By TOM JONES
Published October 20, 2005
ATLANTA - The Lightning hoped prospects Evgeny Artyukhin and Nick Tarnasky eventually would play in the NHL. It just was not expected to happen two weeks into this season.
But in what amounts to a warning shot fired over the heads of the Lightning, general manager Jay Feaster called two rookies up late Tuesday from minor-league Springfield, and coach John Tortorella has one intention for them.
"To play," said Tortorella, who is benching fourth-liners Chris Dingman and Martin Cibak.
Artyukhin, 22, and Tarnasky, 23, will play on a line with veteran Rob DiMaio.
Artyukhin, a third-round pick in the 2001 draft, is a 6-foot-4, 254-pound right wing who led the Lightning in the preseason with four goals.
"I thought it was Artyukhin's best camp of the three (he has attended)," Tortorella said. "He had some speed, he has some size. And I think he adds a little bit of hunger."
Tortorella said virtually the same thing about Tarnasky, a 6-foot-2, 233-pound center who was a ninth-round pick in 2003.
"He brings some jam," Tortorella said, "and he brings hunger. ... (Both) have played well."

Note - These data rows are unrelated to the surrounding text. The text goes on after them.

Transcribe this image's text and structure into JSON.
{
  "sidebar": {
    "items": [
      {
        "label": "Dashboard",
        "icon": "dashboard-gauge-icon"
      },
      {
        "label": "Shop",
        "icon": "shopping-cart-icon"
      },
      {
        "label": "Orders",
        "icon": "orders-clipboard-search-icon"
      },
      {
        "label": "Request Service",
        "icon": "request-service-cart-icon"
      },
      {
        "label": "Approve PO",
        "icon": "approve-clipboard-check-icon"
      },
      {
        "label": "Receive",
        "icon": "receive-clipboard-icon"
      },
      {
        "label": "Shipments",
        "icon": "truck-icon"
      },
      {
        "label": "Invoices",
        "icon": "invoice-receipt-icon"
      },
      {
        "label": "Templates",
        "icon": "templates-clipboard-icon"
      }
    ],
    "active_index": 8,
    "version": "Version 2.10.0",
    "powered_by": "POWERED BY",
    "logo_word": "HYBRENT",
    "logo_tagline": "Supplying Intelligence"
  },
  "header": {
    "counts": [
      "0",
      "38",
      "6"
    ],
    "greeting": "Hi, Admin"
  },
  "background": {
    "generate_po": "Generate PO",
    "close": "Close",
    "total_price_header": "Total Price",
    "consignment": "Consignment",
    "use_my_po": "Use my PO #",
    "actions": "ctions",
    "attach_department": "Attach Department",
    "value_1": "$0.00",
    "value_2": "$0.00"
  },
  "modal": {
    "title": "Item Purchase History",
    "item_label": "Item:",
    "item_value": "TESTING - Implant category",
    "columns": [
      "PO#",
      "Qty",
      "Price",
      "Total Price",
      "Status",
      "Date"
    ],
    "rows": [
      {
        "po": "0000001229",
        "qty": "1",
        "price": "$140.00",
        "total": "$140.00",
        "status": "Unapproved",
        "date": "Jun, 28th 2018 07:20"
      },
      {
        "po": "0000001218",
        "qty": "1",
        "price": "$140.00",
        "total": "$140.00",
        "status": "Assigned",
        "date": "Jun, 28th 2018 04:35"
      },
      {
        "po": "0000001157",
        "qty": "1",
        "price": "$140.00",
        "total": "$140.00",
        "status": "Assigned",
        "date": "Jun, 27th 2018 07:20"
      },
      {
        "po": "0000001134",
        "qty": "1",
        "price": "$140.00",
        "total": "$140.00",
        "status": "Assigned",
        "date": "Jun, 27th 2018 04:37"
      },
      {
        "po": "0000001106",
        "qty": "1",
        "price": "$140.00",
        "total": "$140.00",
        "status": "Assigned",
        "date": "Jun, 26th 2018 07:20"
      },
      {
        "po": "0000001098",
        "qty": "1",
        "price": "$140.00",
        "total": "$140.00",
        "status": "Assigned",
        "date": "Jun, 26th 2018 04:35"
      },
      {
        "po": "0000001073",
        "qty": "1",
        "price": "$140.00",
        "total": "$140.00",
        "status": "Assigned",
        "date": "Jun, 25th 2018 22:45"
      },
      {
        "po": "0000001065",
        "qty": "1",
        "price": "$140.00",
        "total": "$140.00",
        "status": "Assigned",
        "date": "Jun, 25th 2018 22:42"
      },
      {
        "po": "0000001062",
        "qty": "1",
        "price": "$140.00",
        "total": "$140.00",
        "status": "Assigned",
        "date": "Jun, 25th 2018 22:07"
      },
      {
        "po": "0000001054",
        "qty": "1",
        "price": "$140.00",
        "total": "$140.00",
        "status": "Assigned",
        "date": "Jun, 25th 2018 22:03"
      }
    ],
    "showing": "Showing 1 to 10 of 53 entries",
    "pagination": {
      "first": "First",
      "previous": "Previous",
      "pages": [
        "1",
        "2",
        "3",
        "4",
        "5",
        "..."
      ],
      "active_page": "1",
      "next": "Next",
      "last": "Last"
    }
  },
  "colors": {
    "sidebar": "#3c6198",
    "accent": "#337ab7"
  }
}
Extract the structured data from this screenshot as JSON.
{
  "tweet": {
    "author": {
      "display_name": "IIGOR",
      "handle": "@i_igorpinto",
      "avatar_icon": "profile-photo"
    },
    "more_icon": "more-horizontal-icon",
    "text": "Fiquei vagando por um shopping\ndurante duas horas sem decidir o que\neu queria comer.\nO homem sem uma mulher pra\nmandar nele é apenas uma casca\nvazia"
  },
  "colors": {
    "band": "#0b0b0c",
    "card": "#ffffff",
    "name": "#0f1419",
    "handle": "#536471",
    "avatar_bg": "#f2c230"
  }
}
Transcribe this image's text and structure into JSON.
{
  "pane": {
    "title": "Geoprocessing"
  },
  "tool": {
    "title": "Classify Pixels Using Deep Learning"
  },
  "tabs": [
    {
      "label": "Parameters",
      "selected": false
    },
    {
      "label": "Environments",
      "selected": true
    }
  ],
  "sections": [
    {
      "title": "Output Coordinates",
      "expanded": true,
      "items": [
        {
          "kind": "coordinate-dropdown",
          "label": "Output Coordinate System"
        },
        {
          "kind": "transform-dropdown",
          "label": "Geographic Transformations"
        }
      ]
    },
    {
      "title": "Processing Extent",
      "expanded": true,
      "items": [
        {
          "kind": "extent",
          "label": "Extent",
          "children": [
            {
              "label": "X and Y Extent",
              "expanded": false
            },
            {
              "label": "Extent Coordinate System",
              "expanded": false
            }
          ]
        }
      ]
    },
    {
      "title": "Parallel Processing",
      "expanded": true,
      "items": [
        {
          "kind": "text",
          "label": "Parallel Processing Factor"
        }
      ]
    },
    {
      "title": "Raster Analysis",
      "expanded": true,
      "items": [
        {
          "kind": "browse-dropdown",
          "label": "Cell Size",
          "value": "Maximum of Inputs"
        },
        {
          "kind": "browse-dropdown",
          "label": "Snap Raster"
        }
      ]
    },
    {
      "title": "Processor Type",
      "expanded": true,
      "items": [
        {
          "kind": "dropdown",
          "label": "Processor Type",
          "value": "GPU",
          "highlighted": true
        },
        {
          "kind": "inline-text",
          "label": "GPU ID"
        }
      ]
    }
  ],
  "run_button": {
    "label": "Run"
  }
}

BACK TO WORK: After a day (and night) off in Atlantic City, the bleary-eyed Lightning returned to practice Tuesday and Wednesday and, as expected, Tortorella skated them hard.
The practices came after the players had some 36 hours to roam free through Atlantic City on a team-bonding trip. Some played golf. Some played tennis. And, yes, some explored the nightlife and, in particular, the casinos. It's unlikely sleep was a major part of the Lightning's off time.
"And they fought through the practice," Tortorella said earlier this week. "There was no (complaining). They struggled through it, but they got through it. That's part of it. I think that's part of the camaraderie you go through on these trips."
The point Tortorella was making was he wanted his team to enjoy themselves during the off time, then bond together some more in practices full of wind sprints.
"You come in the next morning knowing you're going to get skated and they more or less defy you by looking at you and (thinking), "You're not going to break us here. You might bend us, but you're not going to break us.' " Tortorella said. "That's all part of this. It's very important."